In the book MWF Seeking BFF: My Yearlong Search for a New Best Friend the first resource author Rachel Bertsche sought out to when trying to meet a new bestie in her new city was to tap out all of her current connections: think friends-of-friends, the wives of your hubby’s co-workers, your mom’s college roommate’s cousin’s daughter that also lives in the same city…just a few blocks away! Chances are you have a fair amount of connections you’ve never invested the time to explore. Shoot the person an email, and suggest getting together for coffee. Not every person will be a great fit, but the wider you spread your network, the more opportunities for friendship will present themselves.
5. And Finally…Follow Up!

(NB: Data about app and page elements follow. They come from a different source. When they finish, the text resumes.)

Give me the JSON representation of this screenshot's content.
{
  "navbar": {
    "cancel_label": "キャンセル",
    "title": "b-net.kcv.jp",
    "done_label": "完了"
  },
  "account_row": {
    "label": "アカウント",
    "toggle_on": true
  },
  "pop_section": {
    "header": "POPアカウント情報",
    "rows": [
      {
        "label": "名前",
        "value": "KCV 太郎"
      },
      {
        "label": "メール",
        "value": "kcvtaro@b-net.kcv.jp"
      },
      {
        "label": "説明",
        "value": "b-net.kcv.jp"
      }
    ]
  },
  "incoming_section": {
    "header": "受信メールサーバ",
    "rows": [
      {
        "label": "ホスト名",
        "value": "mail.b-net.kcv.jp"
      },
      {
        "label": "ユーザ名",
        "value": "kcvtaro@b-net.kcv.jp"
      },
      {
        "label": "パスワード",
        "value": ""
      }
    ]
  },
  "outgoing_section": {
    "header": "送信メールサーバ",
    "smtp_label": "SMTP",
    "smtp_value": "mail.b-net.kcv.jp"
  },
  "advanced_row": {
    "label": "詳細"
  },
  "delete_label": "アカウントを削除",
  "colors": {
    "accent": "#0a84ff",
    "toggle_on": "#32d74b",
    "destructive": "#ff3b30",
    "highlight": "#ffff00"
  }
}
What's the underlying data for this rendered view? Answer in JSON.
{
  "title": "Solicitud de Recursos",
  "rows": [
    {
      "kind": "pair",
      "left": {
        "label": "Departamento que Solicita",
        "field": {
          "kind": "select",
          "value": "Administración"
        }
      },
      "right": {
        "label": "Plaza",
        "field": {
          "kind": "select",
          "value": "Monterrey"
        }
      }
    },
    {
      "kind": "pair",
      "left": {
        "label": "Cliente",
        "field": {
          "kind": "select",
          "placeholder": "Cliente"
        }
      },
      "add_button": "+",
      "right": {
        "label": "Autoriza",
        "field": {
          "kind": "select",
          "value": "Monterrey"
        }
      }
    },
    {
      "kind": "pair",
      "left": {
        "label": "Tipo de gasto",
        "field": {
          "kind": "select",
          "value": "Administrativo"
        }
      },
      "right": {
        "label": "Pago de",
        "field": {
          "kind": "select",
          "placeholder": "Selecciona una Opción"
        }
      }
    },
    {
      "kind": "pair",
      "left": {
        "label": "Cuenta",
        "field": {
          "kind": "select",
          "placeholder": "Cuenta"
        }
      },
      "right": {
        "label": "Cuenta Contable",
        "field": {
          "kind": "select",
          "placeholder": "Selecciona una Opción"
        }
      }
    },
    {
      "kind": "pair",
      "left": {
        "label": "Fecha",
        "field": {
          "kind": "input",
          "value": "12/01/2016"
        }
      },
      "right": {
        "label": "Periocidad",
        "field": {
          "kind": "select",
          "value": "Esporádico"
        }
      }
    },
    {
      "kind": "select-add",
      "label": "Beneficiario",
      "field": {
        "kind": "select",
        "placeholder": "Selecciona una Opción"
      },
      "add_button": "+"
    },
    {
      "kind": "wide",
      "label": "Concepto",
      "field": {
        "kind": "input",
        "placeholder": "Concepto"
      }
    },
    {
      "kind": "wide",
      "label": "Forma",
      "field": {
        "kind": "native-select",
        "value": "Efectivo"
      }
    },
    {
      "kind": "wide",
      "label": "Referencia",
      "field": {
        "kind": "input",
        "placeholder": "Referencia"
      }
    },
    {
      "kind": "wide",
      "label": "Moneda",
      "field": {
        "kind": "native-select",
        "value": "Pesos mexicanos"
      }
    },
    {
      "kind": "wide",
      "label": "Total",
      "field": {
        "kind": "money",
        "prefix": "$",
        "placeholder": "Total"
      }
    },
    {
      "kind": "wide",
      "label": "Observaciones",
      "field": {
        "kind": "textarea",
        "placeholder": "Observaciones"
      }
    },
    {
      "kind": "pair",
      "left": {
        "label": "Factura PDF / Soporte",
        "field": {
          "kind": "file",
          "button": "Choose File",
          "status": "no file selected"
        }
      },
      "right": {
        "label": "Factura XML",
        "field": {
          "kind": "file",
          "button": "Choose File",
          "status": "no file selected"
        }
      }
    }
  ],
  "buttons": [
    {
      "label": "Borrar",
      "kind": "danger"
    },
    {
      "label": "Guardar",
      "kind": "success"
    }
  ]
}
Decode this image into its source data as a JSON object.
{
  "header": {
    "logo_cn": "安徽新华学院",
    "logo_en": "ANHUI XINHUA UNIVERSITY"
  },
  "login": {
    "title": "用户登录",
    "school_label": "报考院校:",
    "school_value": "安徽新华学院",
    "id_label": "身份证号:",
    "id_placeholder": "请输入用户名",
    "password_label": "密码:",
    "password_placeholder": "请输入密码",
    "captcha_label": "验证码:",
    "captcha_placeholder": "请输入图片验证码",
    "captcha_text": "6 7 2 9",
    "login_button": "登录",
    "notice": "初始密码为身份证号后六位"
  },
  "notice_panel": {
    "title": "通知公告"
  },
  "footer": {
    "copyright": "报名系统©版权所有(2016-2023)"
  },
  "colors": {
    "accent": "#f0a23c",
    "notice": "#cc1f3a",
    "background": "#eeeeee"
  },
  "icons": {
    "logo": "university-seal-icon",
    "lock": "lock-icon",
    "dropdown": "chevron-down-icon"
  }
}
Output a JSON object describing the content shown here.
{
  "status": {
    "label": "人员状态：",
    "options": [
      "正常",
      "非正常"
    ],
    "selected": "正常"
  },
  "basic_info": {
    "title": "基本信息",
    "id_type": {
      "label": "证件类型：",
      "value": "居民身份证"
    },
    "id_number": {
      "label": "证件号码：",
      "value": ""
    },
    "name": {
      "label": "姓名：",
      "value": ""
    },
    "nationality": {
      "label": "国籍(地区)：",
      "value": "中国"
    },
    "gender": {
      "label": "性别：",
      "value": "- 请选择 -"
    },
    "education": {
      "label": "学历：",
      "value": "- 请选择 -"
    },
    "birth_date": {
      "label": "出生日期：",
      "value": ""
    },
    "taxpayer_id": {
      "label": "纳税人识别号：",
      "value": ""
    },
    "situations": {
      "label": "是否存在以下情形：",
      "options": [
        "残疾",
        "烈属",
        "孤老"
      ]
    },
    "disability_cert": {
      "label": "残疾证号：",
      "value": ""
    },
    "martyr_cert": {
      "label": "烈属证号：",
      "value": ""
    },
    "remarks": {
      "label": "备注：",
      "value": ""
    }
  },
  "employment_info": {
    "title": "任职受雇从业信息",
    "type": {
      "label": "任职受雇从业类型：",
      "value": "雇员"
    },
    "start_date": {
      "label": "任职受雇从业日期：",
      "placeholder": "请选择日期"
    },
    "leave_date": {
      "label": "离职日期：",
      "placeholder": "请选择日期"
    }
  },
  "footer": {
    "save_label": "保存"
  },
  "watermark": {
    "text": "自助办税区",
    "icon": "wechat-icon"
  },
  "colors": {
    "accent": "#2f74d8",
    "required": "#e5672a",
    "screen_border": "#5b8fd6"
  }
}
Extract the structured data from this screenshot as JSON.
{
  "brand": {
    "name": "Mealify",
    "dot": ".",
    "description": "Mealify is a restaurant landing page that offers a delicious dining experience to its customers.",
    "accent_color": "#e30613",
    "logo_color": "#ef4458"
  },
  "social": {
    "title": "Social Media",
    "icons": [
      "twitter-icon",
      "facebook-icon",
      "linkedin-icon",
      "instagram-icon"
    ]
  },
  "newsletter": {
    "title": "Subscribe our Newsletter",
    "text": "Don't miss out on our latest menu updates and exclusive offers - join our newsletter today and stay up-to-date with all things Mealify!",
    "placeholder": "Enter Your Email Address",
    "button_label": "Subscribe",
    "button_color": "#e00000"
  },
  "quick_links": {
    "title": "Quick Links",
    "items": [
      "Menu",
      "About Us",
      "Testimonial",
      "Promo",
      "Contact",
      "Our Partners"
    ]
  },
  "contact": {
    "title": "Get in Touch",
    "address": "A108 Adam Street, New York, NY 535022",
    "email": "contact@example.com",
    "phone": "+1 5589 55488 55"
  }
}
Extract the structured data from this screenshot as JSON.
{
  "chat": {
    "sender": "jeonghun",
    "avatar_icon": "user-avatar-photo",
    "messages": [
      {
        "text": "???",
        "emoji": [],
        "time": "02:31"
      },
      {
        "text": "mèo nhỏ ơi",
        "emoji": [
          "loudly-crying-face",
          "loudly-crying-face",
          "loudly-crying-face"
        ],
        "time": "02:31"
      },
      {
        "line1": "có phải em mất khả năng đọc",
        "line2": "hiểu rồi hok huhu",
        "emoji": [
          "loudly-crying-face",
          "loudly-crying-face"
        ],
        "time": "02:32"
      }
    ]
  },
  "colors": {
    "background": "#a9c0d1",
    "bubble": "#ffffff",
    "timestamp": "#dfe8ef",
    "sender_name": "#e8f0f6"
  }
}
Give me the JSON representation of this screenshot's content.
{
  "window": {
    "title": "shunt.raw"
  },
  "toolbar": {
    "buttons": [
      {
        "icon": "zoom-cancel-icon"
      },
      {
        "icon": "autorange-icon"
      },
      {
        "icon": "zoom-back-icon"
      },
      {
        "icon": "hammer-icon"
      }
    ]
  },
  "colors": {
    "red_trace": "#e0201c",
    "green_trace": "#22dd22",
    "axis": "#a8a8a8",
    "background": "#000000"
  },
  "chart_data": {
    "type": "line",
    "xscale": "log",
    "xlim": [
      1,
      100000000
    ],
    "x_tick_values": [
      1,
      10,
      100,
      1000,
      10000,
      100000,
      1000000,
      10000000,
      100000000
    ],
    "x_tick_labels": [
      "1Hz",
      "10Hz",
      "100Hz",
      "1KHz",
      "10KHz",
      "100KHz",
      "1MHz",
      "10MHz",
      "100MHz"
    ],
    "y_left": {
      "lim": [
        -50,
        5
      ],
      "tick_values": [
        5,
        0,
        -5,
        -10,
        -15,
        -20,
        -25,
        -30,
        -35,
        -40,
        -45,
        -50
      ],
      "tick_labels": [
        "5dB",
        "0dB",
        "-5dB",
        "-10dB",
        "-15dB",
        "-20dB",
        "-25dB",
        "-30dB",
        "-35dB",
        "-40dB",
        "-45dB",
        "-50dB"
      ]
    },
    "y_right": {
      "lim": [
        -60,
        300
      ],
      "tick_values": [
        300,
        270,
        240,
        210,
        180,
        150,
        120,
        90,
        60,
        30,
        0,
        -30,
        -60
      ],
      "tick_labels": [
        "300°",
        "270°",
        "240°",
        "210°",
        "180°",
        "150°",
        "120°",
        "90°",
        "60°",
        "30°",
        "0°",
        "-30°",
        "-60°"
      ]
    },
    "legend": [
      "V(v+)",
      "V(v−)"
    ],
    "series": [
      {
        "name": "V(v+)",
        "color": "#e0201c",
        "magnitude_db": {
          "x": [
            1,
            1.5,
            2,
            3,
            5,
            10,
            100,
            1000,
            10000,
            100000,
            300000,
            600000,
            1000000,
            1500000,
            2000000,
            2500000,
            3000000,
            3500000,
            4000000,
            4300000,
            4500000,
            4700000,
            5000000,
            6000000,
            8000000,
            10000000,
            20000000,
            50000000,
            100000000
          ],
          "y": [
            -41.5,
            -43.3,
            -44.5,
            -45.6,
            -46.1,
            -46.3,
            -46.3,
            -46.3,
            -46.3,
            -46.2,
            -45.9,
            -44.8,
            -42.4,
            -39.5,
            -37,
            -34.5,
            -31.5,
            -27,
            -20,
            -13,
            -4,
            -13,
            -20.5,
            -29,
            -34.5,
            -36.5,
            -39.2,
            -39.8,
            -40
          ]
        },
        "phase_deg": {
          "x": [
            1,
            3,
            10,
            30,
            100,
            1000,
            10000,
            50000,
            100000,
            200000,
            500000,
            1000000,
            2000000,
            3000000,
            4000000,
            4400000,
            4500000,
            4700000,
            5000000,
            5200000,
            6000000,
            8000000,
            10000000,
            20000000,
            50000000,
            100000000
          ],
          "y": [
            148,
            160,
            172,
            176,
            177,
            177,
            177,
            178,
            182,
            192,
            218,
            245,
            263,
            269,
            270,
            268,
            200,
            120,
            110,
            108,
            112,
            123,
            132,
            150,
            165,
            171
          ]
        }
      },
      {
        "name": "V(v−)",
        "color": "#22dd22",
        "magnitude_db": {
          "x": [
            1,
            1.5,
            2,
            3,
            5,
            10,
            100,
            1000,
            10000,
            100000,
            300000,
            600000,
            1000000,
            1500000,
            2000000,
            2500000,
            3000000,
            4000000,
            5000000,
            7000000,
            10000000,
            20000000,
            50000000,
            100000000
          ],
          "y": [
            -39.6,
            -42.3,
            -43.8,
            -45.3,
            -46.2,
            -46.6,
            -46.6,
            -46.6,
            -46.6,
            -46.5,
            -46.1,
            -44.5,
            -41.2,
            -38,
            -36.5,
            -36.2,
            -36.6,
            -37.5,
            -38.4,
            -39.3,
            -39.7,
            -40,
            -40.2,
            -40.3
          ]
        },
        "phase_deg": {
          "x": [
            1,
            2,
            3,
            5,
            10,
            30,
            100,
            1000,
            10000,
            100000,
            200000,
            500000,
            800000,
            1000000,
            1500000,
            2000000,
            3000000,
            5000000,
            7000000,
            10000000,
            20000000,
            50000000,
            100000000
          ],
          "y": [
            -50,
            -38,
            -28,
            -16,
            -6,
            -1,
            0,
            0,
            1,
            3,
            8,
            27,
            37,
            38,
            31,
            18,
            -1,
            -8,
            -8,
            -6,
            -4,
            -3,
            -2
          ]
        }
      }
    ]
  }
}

Ok, so let’s say you’ve met a potential friend in one of the above mentioned fashions…now what? This is where the work comes in, my friend. In a city that is PRIME for excuses (…so busy, have to work late, i’m exhausted, yada yada…) all I have to say is…if you want to make QUALITY friends, you have to put in QUALITY time. Seriously. Like a long-term relationship, an amazing friendship does not happen overnight, nor without compromise and sacrifice and work on the part of both parties. Some simple ways of keeping the follow-up going are:
-make your next set of plans BEFORE you leave. For example, if you’re meeting your GF for coffee, do not leave with a “this was so fun, let’s do it again soon!” cause we both know that “soon” can easily turn into 8 months later…FAIL. Instead, whip out your calendars, compare dates, and set your next coffee/movie/walk/dinner right then and there.
-make every effort NOT TO CANCEL. Yes, real emergencies come up. But just like you invest in your job, your health, your family, and your relationship, you must invest in your friendships too, if you want them to continue to grow. Once the date is set, make every effort to show up.
-pop in between hang outs. A simple text/email asking your friend how they’re doing shows you’re thinking about them and, gasp!, care, and you’ll often find that the sentiment will be returned.
-make an effort to remember the specifics. Does your potential new bff have a dog she loves more than the world? Ask how it’s doing! Did she mention an important work meeting that’s upcoming? Send her a text the morning of and wish her good luck! It’s all in the details, my friends.
-don’t give up. In Shasta’s book, she speaks about the 5 different kinds of friends (and how these friends will pretty much be different every 7 years!) These different levels of friendships fill our different emotional needs, ranging from having aquaintances with common interests to that life long bestie. Obviously, very few of the connections you meet will fall into the latter category. BUT…you may meet someone that totally fulfills your “I wish I had a friend to attend gallery openings with”, and that’s great, too!
Just remember that these things take time, and the general rule of thumb goes: you’ll get back about as much as you put in. In short: Show up. Check in. Remember details. Be persistent. If you did these 4 things in a college class, chances are you’d score an A. Put the work in for your friendships too, and you’ll be happy with the results.
How have you made friendships in your post-college years? Share below!
By: Jessica Tiare Bowen